■ PROVIDED MATERIAL:
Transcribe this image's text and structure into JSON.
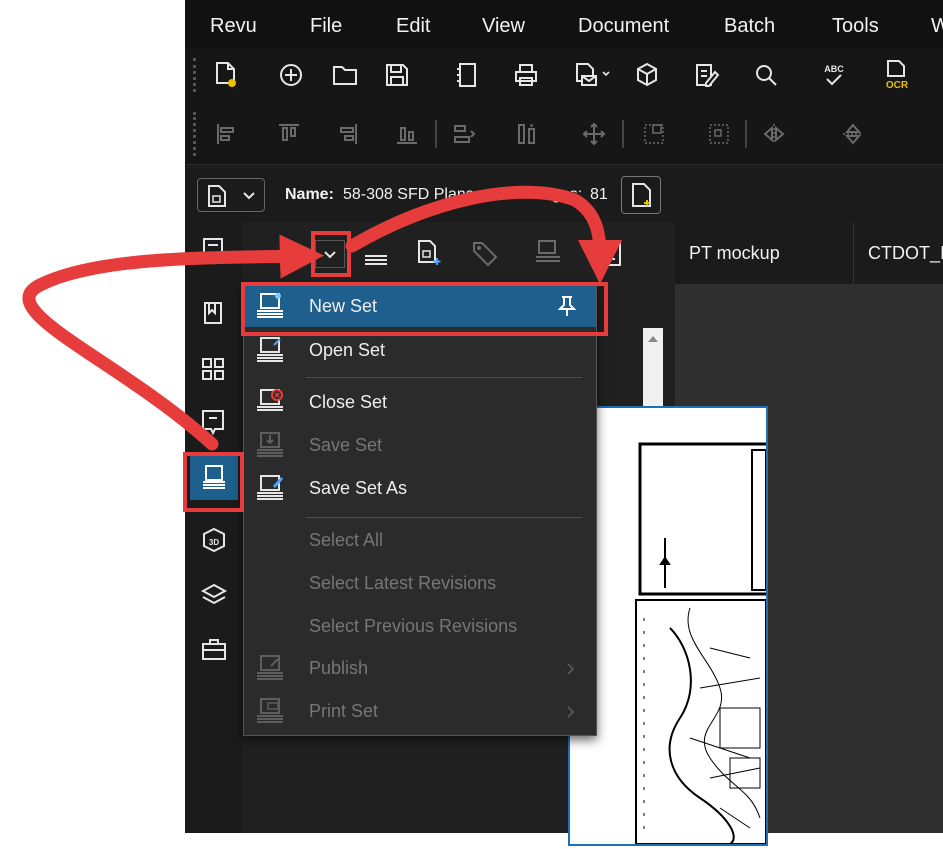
{
  "menubar": {
    "items": [
      "Revu",
      "File",
      "Edit",
      "View",
      "Document",
      "Batch",
      "Tools",
      "W"
    ]
  },
  "namebar": {
    "name_label": "Name:",
    "name_value": "58-308 SFD Plans",
    "pages_fragment": "ages:",
    "pages_count": "81"
  },
  "panel": {
    "title_fragment": "s"
  },
  "tabs": {
    "items": [
      "PT mockup",
      "CTDOT_I"
    ]
  },
  "dropdown": {
    "items": [
      {
        "label": "New Set",
        "enabled": true,
        "highlighted": true,
        "pin": true
      },
      {
        "label": "Open Set",
        "enabled": true
      },
      {
        "label": "Close Set",
        "enabled": true
      },
      {
        "label": "Save Set",
        "enabled": false
      },
      {
        "label": "Save Set As",
        "enabled": true
      },
      {
        "label": "Select All",
        "enabled": false
      },
      {
        "label": "Select Latest Revisions",
        "enabled": false
      },
      {
        "label": "Select Previous Revisions",
        "enabled": false
      },
      {
        "label": "Publish",
        "enabled": false,
        "submenu": true
      },
      {
        "label": "Print Set",
        "enabled": false,
        "submenu": true
      }
    ]
  },
  "toolbar_icons": {
    "row1": [
      "new-document-icon",
      "add-circle-icon",
      "open-folder-icon",
      "save-icon",
      "notebook-icon",
      "print-icon",
      "email-icon",
      "package-icon",
      "edit-document-icon",
      "search-icon",
      "spellcheck-icon",
      "ocr-icon"
    ],
    "row2": [
      "align-left-icon",
      "align-top-icon",
      "align-right-icon",
      "align-bottom-icon",
      "distribute-horizontal-icon",
      "distribute-vertical-icon",
      "center-icon",
      "grid-icon",
      "snap-icon",
      "flip-horizontal-icon",
      "flip-vertical-icon"
    ],
    "spellcheck_text": "ABC",
    "ocr_text": "OCR"
  },
  "annotation": {
    "highlight_color": "#e63c3c",
    "selected_color": "#1f5f8e"
  }
}
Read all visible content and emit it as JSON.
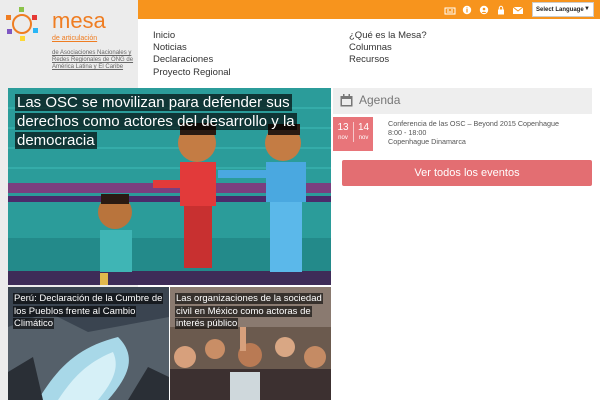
{
  "logo": {
    "title": "mesa",
    "subtitle": "de articulación",
    "description": "de Asociaciones Nacionales y Redes Regionales de ONG de América Latina y El Caribe"
  },
  "topbar": {
    "icons": [
      "home-icon",
      "info-icon",
      "people-icon",
      "lock-icon",
      "mail-icon"
    ],
    "language_label": "Select Language",
    "accent": "#f7941d"
  },
  "nav": {
    "col1": [
      "Inicio",
      "Noticias",
      "Declaraciones",
      "Proyecto Regional"
    ],
    "col2": [
      "¿Qué es la Mesa?",
      "Columnas",
      "Recursos"
    ]
  },
  "hero": {
    "title": "Las OSC se movilizan para defender sus derechos como actores del desarrollo y la democracia"
  },
  "tiles": [
    {
      "title": "Perú: Declaración de la Cumbre de los Pueblos frente al Cambio Climático"
    },
    {
      "title": "Las organizaciones de la sociedad civil en México como actoras de interés público"
    }
  ],
  "agenda": {
    "title": "Agenda",
    "event": {
      "day1": "13",
      "mon1": "nov",
      "day2": "14",
      "mon2": "nov",
      "name": "Conferencia de las OSC – Beyond 2015 Copenhague",
      "time": "8:00 - 18:00",
      "place": "Copenhague Dinamarca"
    },
    "all_events_label": "Ver todos los eventos",
    "accent": "#e36e72"
  }
}
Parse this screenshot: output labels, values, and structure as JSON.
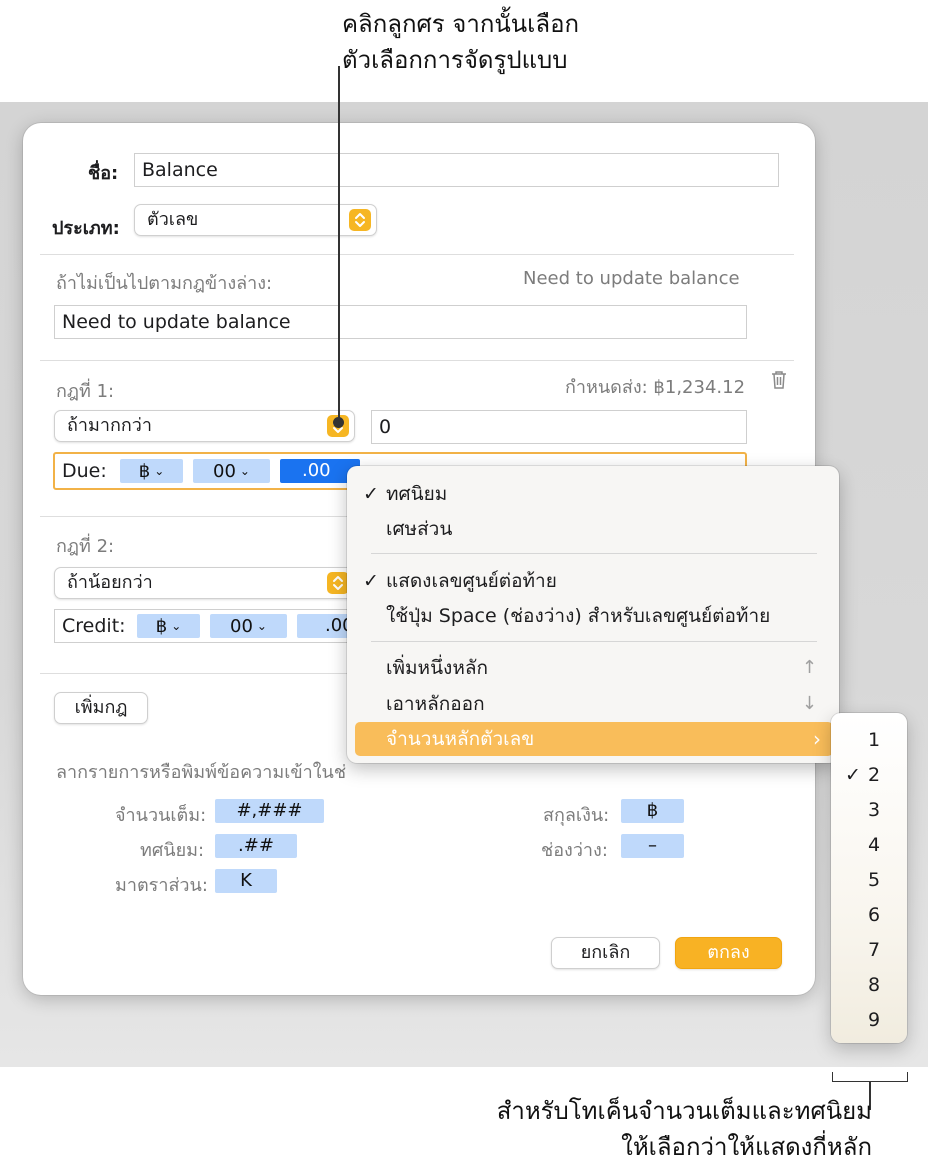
{
  "callouts": {
    "top_line1": "คลิกลูกศร จากนั้นเลือก",
    "top_line2": "ตัวเลือกการจัดรูปแบบ",
    "bottom_line1": "สำหรับโทเค็นจำนวนเต็มและทศนิยม",
    "bottom_line2": "ให้เลือกว่าให้แสดงกี่หลัก"
  },
  "dialog": {
    "name_label": "ชื่อ:",
    "name_value": "Balance",
    "type_label": "ประเภท:",
    "type_value": "ตัวเลข",
    "default_label": "ถ้าไม่เป็นไปตามกฎข้างล่าง:",
    "default_preview": "Need to update balance",
    "default_value": "Need to update balance",
    "rule1": {
      "label": "กฎที่ 1:",
      "preview": "กำหนดส่ง: ฿1,234.12",
      "condition": "ถ้ามากกว่า",
      "value": "0",
      "format_label": "Due:",
      "tokens": [
        "฿",
        "00",
        ".00"
      ]
    },
    "rule2": {
      "label": "กฎที่ 2:",
      "condition": "ถ้าน้อยกว่า",
      "format_label": "Credit:",
      "tokens": [
        "฿",
        "00",
        ".00"
      ]
    },
    "add_rule_button": "เพิ่มกฎ",
    "drag_hint": "ลากรายการหรือพิมพ์ข้อความเข้าในช่องข้างบน:",
    "palette": {
      "integer_label": "จำนวนเต็ม:",
      "integer_token": "#,###",
      "decimal_label": "ทศนิยม:",
      "decimal_token": ".##",
      "scale_label": "มาตราส่วน:",
      "scale_token": "K",
      "currency_label": "สกุลเงิน:",
      "currency_token": "฿",
      "space_label": "ช่องว่าง:",
      "space_token": "–"
    },
    "cancel_button": "ยกเลิก",
    "ok_button": "ตกลง"
  },
  "menu": {
    "decimal": "ทศนิยม",
    "fraction": "เศษส่วน",
    "show_trailing_zeros": "แสดงเลขศูนย์ต่อท้าย",
    "use_space_trailing": "ใช้ปุ่ม Space (ช่องว่าง) สำหรับเลขศูนย์ต่อท้าย",
    "add_digit": "เพิ่มหนึ่งหลัก",
    "add_digit_shortcut": "↑",
    "remove_digit": "เอาหลักออก",
    "remove_digit_shortcut": "↓",
    "digit_count": "จำนวนหลักตัวเลข",
    "submenu_arrow": "›",
    "checkmark": "✓"
  },
  "submenu": {
    "options": [
      "1",
      "2",
      "3",
      "4",
      "5",
      "6",
      "7",
      "8",
      "9"
    ],
    "selected": "2"
  },
  "colors": {
    "accent": "#f8b224",
    "token": "#bfd9fb",
    "token_selected": "#1a73f0",
    "highlight": "#f9bd5a"
  }
}
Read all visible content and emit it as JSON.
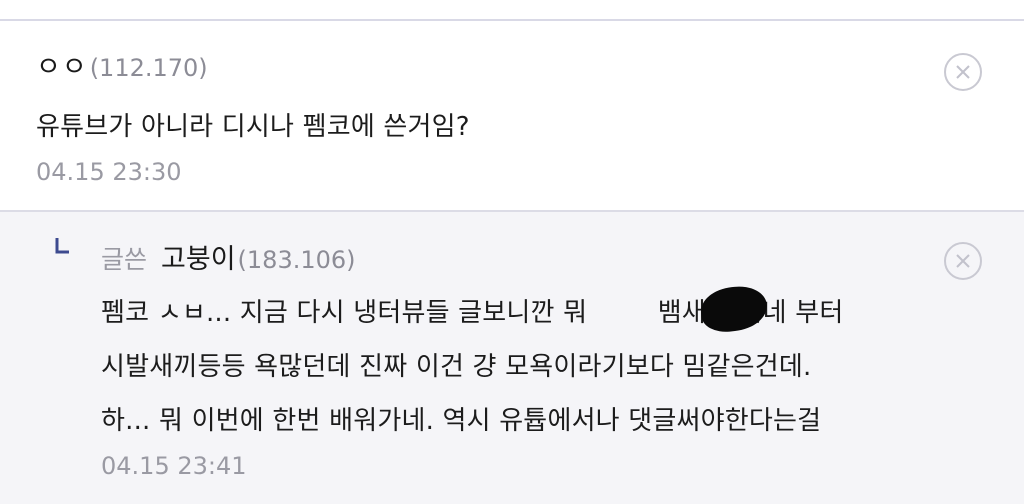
{
  "comment": {
    "nickname": "ㅇㅇ",
    "ip": "(112.170)",
    "text": "유튜브가 아니라 디시나 펨코에 쓴거임?",
    "date": "04.15 23:30",
    "delete_icon": "close-circle-icon"
  },
  "reply": {
    "reply_icon": "reply-arrow-icon",
    "writer_tag": "글쓴",
    "nickname": "고붕이",
    "ip": "(183.106)",
    "line1_a": "펨코 ㅅㅂ... 지금 다시 냉터뷰들 글보니깐 뭐 ",
    "line1_b": "뱀새끼 맞네 부터",
    "line2": "시발새끼등등 욕많던데 진짜 이건 걍 모욕이라기보다 밈같은건데.",
    "line3": "하... 뭐 이번에 한번 배워가네. 역시 유튭에서나 댓글써야한다는걸",
    "date": "04.15 23:41",
    "delete_icon": "close-circle-icon",
    "redaction": "redaction-blot"
  }
}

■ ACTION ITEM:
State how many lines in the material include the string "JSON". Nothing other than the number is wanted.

■ EXPECTED ANSWER:
4